About this task: Whenever a line below mentions the word "question", that line should be copied.

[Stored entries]
__________________________________________________

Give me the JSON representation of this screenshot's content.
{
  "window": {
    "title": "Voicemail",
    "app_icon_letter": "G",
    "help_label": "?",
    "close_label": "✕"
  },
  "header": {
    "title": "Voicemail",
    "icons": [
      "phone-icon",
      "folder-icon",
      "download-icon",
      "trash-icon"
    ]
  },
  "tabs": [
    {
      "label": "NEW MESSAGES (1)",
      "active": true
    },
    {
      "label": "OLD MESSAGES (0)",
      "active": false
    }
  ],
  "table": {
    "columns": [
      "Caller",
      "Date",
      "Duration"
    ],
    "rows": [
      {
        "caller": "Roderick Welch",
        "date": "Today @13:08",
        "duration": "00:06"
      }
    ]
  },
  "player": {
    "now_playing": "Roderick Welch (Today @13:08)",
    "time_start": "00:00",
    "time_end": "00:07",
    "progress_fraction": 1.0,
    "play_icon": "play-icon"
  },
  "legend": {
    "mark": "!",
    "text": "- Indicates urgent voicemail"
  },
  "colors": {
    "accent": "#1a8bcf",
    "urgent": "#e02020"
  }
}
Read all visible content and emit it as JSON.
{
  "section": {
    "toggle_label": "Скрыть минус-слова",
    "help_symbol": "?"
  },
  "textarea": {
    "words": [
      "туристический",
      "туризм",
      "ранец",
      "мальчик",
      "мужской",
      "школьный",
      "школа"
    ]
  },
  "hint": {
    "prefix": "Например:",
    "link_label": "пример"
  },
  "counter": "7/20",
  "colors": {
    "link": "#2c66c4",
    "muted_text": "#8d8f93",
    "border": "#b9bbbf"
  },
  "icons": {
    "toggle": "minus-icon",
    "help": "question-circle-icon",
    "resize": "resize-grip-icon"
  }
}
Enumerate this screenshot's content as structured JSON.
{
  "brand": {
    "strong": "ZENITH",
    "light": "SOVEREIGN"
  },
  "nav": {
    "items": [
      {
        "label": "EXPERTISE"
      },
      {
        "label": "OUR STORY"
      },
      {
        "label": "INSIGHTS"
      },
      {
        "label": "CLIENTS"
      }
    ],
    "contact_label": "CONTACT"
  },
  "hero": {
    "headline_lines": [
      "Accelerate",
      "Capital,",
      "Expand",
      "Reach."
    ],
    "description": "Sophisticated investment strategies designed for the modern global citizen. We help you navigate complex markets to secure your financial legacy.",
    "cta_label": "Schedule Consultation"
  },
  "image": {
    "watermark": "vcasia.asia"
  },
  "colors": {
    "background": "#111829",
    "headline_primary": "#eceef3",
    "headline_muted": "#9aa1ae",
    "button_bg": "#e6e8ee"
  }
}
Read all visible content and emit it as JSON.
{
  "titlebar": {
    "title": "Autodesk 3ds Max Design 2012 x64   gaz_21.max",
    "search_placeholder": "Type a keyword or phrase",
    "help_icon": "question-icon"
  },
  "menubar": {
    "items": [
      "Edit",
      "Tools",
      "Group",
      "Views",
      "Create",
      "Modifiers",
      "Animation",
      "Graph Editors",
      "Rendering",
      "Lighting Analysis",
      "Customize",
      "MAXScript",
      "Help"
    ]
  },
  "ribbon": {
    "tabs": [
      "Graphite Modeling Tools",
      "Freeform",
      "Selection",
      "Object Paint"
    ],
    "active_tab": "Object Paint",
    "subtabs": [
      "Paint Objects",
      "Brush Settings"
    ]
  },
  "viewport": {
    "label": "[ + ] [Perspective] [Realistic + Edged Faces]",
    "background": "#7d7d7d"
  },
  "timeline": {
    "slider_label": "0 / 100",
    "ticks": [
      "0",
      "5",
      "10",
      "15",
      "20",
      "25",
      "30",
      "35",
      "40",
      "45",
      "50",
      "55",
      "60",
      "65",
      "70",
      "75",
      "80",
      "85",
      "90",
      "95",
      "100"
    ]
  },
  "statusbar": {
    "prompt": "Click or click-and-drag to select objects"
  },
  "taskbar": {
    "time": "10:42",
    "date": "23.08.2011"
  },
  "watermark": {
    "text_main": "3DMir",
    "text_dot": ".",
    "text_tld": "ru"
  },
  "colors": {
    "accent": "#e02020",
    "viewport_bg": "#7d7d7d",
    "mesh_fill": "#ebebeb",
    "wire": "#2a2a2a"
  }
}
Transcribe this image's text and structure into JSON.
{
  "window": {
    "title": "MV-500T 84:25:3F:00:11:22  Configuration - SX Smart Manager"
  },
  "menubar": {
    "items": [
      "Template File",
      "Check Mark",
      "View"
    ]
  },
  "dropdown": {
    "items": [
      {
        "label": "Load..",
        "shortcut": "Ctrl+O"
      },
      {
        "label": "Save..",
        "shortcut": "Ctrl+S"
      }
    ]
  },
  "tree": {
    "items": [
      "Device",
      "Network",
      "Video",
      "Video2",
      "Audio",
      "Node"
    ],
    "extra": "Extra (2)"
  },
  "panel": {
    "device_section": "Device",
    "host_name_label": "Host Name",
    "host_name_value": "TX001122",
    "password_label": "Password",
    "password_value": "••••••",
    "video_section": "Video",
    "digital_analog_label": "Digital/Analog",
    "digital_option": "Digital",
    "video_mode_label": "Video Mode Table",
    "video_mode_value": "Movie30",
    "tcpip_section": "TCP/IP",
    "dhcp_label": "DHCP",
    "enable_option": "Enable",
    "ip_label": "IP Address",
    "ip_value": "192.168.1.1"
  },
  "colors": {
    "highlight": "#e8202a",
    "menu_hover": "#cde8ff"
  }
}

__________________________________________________

Your response:
    "help": "question-circle-icon",
    "help_icon": "question-icon"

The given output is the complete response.